2008 WL 2602169 (Del.Ch.2008)

Facts:
The case stems from a business dispute. Dweck’s attorney of record was William Wachtel, and Nasser’s was Kurt Heyman. However, Wachtel reached out to Amnon Shiboleth instead, Nasser’s close friend and long-time primary attorney.
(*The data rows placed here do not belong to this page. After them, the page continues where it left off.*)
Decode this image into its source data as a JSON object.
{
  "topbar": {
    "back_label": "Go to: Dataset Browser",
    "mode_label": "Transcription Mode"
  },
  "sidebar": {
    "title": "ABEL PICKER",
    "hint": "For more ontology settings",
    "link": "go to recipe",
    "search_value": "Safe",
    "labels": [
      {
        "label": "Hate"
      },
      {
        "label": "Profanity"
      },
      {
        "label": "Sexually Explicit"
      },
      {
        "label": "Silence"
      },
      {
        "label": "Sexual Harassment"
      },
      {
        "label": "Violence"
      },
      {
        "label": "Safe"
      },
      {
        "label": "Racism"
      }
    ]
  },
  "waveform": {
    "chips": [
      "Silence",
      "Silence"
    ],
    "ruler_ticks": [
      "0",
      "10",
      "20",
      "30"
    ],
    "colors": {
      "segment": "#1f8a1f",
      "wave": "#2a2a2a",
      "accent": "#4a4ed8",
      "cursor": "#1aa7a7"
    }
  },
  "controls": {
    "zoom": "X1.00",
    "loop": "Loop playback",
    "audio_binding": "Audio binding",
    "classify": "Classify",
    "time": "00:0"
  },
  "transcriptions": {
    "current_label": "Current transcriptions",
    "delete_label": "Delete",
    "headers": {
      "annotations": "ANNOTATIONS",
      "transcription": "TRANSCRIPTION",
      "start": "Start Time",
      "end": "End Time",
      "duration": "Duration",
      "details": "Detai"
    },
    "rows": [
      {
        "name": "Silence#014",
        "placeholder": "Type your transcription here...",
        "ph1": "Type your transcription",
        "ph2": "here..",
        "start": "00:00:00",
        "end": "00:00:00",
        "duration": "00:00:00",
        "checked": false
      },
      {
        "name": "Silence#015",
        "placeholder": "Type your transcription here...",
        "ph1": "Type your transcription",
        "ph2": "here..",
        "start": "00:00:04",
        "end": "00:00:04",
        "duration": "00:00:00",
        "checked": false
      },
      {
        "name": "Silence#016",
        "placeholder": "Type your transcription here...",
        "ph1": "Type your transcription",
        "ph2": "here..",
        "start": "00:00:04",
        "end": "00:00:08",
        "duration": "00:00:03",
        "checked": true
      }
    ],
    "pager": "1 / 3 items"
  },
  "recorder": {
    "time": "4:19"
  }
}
Shiboleth was the one who eventually agreed to the settlement.

Issue:
Did Shiboleth have the authority to enter into the settlement agreement on the defendant’s behalf, even though he was not the attorney of record?

Holding:
Yes.

Reasoning:
There are three separate sources of an agency relationship:

(1) Actual Authority: Expressly granted either orally or in writing.
(2) Implied Authority: Authority that the agent reasonably believes he has as a result of the principal’s actions.
(3) Apparent Authority: Power that the principal holds his agent out as possessing or permits him to exercise under such circumstances a to preclude denial of its existence.

Here, there was a mixture of each:

(1) Express: Nasser told Shiboleth that he could “talk in his name” and that he would “blindly” sign a settlement at their direction.

(2) Implied: Given Nasser’s actions, as well as his long-standing personal and business relationship with Shiboleth, it was reasonable for Shiboleth to assume he was authorized to settle the case.

(3) Apparent: Nasser’s statements to Dweck’s husband about never intending to read the agreement, and that he would sign when Shiboleth and Heyman told him to do so.